**PROBLEM:** What lines in the records include the string "khoản"? Return each one.

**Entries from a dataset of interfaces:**

---

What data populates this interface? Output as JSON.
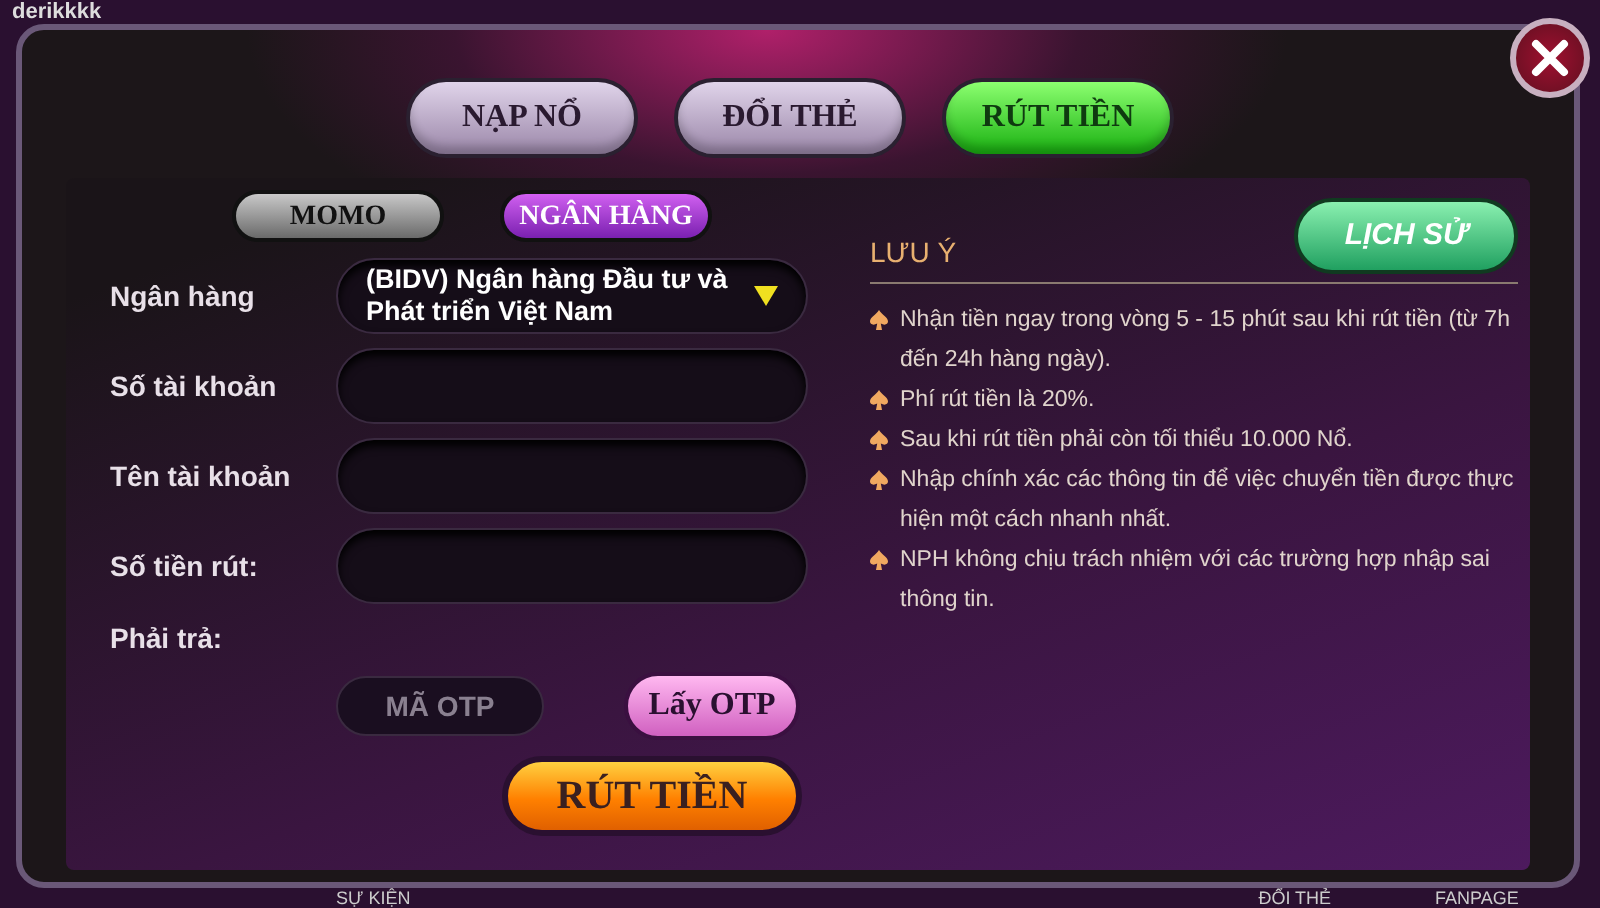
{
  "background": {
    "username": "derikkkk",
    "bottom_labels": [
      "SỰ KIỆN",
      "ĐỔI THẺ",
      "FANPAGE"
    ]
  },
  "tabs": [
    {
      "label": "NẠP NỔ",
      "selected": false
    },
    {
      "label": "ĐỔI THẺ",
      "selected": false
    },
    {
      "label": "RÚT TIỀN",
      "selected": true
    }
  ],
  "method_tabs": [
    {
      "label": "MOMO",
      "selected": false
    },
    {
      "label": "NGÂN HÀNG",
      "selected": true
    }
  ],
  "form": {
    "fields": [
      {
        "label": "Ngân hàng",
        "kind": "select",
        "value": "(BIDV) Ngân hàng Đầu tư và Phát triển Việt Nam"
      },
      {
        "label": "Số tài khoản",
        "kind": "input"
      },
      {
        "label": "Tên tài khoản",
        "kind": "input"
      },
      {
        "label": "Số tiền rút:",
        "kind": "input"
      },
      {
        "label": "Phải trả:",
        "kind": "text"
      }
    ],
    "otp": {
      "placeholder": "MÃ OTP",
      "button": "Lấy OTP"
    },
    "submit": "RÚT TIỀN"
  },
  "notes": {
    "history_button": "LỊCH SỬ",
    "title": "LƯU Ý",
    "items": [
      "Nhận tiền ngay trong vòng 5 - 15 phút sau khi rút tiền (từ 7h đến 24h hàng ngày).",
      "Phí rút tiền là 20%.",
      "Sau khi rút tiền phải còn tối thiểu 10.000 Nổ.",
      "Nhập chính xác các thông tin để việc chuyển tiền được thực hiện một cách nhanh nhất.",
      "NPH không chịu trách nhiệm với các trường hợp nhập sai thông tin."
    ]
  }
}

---

**RESPONSE:**
        "label": "Số tài khoản",
        "label": "Tên tài khoản",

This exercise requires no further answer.